Section III begins with a tribute to Brazilian fiction writer Clarice Lispector with “A Maça No Escuro[The Apple in the Dark]” also the title of one of Lispector’s books. In this poem we begin to see the transformation of the “sister”. One careful sister stays home and is forced to listen to the libertine sister’s untamed ways. In this piece, though, is where I finally got the sense that the “sister” is the stand-in for “the other” in the foreign culture, and this sent a ripple effect throughout the first two sections, all the way back to “Definition of a Stranger.” For me, this piece acts as the pivot in the book for the reader to understand the symbolic significance of the sister/daughter, and it establishes the basic architecture of the book.
A strange little prose-like piece follows that maps the sister/sister dyad onto the mother/daughter relationship.

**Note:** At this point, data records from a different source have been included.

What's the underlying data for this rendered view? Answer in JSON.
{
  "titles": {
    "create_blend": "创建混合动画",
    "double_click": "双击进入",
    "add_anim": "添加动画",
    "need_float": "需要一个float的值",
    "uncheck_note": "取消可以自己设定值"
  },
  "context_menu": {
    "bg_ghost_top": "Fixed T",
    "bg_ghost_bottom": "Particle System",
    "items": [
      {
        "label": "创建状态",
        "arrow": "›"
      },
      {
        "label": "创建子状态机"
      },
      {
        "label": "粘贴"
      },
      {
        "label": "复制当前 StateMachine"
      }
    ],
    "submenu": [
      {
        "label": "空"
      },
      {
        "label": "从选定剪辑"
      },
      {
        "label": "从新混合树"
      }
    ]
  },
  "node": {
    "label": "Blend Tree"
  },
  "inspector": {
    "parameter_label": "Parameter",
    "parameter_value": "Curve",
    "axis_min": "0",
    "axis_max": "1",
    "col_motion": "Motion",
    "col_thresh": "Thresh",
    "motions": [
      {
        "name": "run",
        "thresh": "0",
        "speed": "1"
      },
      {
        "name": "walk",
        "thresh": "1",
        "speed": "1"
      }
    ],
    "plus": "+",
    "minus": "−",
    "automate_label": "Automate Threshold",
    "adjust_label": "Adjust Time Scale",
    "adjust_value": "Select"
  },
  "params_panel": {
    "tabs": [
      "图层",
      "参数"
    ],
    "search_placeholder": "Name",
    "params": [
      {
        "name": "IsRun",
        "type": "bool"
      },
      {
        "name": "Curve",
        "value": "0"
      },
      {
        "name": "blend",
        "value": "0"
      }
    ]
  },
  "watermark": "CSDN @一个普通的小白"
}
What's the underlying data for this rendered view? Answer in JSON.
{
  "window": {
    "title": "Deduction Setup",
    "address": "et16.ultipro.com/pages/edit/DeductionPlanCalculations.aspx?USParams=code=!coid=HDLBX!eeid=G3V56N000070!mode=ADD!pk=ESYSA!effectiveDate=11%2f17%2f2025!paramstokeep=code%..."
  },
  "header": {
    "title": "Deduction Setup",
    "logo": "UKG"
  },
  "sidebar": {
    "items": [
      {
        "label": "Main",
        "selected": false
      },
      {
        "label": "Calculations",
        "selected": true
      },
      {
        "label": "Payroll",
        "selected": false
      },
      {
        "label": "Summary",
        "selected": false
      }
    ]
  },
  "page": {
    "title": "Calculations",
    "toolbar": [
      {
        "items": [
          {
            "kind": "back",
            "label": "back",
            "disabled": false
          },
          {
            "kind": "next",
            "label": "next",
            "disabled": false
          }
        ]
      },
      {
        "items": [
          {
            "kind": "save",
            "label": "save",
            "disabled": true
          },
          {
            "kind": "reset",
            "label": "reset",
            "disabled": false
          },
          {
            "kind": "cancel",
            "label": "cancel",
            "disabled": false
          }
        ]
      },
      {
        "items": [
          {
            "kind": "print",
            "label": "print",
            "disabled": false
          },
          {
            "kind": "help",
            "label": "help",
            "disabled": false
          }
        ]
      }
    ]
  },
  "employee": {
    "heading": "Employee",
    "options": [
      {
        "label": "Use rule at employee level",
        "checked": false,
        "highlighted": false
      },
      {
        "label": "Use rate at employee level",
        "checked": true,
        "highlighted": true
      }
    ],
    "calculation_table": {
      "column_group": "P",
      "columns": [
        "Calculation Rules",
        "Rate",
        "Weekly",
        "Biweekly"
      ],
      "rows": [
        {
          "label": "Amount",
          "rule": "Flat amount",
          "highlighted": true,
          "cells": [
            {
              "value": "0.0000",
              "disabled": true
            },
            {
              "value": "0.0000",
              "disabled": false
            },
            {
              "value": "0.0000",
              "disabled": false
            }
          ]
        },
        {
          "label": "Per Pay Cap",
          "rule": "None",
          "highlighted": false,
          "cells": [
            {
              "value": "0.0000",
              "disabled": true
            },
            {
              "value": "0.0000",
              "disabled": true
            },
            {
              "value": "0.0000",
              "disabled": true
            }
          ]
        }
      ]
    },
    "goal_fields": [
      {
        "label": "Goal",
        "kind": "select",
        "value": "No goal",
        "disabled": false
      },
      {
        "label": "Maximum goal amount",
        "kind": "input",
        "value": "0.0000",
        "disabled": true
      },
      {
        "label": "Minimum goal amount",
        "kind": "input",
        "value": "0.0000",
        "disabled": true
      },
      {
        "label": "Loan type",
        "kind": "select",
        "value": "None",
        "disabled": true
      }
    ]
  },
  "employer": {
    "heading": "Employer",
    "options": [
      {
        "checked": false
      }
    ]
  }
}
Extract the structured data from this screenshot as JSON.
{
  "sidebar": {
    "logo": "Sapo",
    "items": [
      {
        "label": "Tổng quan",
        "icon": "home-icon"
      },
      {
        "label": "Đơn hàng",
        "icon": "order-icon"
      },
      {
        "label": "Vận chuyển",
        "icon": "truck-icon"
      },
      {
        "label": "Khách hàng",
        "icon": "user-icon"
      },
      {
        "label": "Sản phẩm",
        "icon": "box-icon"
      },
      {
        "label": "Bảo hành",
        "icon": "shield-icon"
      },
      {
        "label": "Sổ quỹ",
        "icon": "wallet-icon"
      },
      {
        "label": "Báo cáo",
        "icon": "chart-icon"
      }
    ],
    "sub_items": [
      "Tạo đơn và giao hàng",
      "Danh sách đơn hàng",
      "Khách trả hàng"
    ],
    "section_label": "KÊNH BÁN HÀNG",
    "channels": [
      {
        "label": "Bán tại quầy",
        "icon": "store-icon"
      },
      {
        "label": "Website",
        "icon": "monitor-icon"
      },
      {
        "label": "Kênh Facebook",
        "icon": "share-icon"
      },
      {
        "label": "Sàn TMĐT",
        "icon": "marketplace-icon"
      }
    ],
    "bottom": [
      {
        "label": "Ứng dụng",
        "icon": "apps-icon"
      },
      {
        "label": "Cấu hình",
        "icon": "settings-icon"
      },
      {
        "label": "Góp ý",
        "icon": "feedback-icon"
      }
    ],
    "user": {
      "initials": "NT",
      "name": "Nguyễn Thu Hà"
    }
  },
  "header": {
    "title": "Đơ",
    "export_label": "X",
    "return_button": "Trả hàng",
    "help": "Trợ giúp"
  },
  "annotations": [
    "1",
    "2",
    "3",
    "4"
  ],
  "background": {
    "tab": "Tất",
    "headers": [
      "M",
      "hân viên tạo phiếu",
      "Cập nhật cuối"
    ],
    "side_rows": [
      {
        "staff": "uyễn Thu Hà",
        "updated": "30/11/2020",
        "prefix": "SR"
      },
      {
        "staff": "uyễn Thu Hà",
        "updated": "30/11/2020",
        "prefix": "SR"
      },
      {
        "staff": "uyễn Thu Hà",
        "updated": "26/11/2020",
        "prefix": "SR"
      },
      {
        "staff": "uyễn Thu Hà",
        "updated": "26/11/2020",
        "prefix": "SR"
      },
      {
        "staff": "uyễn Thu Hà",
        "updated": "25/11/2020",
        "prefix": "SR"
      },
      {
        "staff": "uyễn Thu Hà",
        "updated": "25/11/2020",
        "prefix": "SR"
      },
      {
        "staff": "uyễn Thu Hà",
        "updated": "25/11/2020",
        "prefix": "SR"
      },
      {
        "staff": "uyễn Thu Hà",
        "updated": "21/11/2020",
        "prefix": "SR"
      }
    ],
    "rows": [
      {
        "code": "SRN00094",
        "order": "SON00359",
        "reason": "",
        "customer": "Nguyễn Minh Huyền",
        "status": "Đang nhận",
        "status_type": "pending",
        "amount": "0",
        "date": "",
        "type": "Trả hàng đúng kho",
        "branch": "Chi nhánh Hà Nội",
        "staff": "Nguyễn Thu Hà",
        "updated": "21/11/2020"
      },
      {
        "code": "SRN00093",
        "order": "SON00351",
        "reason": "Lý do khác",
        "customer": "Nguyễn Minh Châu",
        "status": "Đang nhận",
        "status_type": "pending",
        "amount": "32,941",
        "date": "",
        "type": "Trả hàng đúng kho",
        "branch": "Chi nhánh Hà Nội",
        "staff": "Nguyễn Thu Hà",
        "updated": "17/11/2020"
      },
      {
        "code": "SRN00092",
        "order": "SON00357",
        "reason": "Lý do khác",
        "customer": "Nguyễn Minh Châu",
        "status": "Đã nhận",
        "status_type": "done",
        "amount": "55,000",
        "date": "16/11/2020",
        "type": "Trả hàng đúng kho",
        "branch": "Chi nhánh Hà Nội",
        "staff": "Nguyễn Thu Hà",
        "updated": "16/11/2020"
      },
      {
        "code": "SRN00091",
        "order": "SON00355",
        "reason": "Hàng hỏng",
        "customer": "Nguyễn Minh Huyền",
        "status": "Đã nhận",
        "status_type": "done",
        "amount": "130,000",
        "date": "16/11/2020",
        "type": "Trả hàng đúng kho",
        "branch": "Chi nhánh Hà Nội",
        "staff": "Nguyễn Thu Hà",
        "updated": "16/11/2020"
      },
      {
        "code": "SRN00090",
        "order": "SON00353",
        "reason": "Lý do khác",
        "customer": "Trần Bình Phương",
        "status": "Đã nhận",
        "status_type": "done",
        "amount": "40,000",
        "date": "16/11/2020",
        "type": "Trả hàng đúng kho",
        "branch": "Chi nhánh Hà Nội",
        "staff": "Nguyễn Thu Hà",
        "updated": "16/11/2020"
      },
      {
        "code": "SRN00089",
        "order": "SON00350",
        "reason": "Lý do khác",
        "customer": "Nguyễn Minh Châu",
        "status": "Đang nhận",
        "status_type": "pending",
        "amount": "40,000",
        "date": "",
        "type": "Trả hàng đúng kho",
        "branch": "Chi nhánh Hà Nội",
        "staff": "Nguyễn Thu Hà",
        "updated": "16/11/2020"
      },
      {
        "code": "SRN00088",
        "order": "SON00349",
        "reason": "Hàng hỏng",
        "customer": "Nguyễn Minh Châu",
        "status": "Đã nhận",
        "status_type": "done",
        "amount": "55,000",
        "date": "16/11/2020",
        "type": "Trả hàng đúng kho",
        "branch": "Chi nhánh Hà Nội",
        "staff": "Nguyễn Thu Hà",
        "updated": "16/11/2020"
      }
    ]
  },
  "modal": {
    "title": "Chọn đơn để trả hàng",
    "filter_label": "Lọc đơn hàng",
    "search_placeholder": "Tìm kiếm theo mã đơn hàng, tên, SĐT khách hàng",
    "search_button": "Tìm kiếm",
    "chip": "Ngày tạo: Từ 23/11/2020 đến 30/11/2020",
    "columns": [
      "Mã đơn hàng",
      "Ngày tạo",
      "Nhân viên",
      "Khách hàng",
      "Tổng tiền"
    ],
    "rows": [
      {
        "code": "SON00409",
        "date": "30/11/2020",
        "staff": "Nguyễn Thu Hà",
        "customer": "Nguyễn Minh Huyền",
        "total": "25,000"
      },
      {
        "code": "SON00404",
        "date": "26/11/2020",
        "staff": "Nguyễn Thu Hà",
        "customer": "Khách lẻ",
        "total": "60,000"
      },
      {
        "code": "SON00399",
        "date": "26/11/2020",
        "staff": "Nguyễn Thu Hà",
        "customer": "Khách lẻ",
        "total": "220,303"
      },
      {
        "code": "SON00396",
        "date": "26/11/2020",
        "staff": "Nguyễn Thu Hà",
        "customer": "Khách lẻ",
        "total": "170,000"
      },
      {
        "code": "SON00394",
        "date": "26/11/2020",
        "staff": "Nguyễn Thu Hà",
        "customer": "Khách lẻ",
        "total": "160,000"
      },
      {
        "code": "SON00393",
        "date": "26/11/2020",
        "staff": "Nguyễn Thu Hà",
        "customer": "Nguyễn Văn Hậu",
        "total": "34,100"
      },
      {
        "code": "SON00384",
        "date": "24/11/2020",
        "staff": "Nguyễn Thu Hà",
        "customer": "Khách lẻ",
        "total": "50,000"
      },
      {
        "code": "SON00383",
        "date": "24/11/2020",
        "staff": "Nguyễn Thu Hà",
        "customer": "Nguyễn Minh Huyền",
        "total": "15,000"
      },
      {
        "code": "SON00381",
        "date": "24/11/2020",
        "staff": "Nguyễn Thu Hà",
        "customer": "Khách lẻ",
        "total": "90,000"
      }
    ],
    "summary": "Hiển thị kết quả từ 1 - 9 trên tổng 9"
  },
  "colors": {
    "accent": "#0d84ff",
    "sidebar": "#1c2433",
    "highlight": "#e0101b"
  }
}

I believe it is Novey’s intention here to reiterate the similarity of female experience, the sisterhood that connects one woman to another despite background and cultural baggage.
Two Women in a Barn
It happens that a mother becomes parchment
and rolls up gradually around the fictions
of her children. That she becomes an almond
softening in the pockets of cotton garments.
Sleeps with her glasses on in her daughter’s house
and vanishes in the morning. That she’s coerced
her grown child into feeding her blind horse, watching it
list oddly in the small paddock. It happens
that a daughter becomes a bottle, filling with twigs
and crinkled bits of leaves. That she likes to glint
in the water the way a glass bottle will.
With the sisterhood comes a disfigurement as well, a turning into glass bottle full of throwaway items . . . yet that glass bottle is given to moments of brilliance as well if we are quick enough to catch it glinting on the surface of the water.
Section IV, the final section, builds on the mother/daughter relationship at the end of section III and starts with several pieces that invoke the theme of dissociated children whose roots have been cut away from them, leaving them to become unmoored.
These lost children become Pinochet’s desaparecidos in “The End of Augusto” where the speaker, removed from Chile, notes the general’s death as a kind of siren echoing on the inside and ready to be uttered.
Moving further into section IV, an octopus , “washed up and gull-pecked,” arrives next, cast out from the brutality of the sea. A painted gourd turns up as a symbol of everything and suggests a certain sense of laissez-faire. A field serves as the metaphor for what one moves through, a country, its history, a family, a marriage, a life.
We see the restless associative movement in this last section where the subjects of the poem are crab-walking into each other. Everything is moving sideways and conflating until distinguishing lines can no longer be drawn. We arrive at the all-encompassing. This is the magnanimous heart, Whitman’s leftover pulse, traveling as it were over Latin America. One almost immediately asks whether Neruda can be very far off.
Many of Novey’s poems find their objective correlative in objects that are removed from the actual subject she wants to broach. Several of the poems in the final section work this way. Moreover, quite a few over the course of the book use this strategy of the slant, the glancing. If one is not set to the proper tempo, one might miss the the glints, the connections. Yet, what is most assuredly the case is that Novey’s associative movement does provide the reader with a deep image effect. As she herself puts it in “Scenes from Moving Vehicles, IV”:
The sun sinks, its pink rim
dims tangerine — storied light,
where the reckoning comes in.
In The Next Country Idra Novey exemplifies a quiet identification with the everyman, not an exclamatory one. For those of you who come to Novey after Whitman, you might have difficulty understanding her notion of the group hug and how it differs from Whitman’s smothering exuberance. Novey’s embrace is more of short, firm, passionate clasp (or perhaps a very subtle goose), one that provides bursts of that storied light.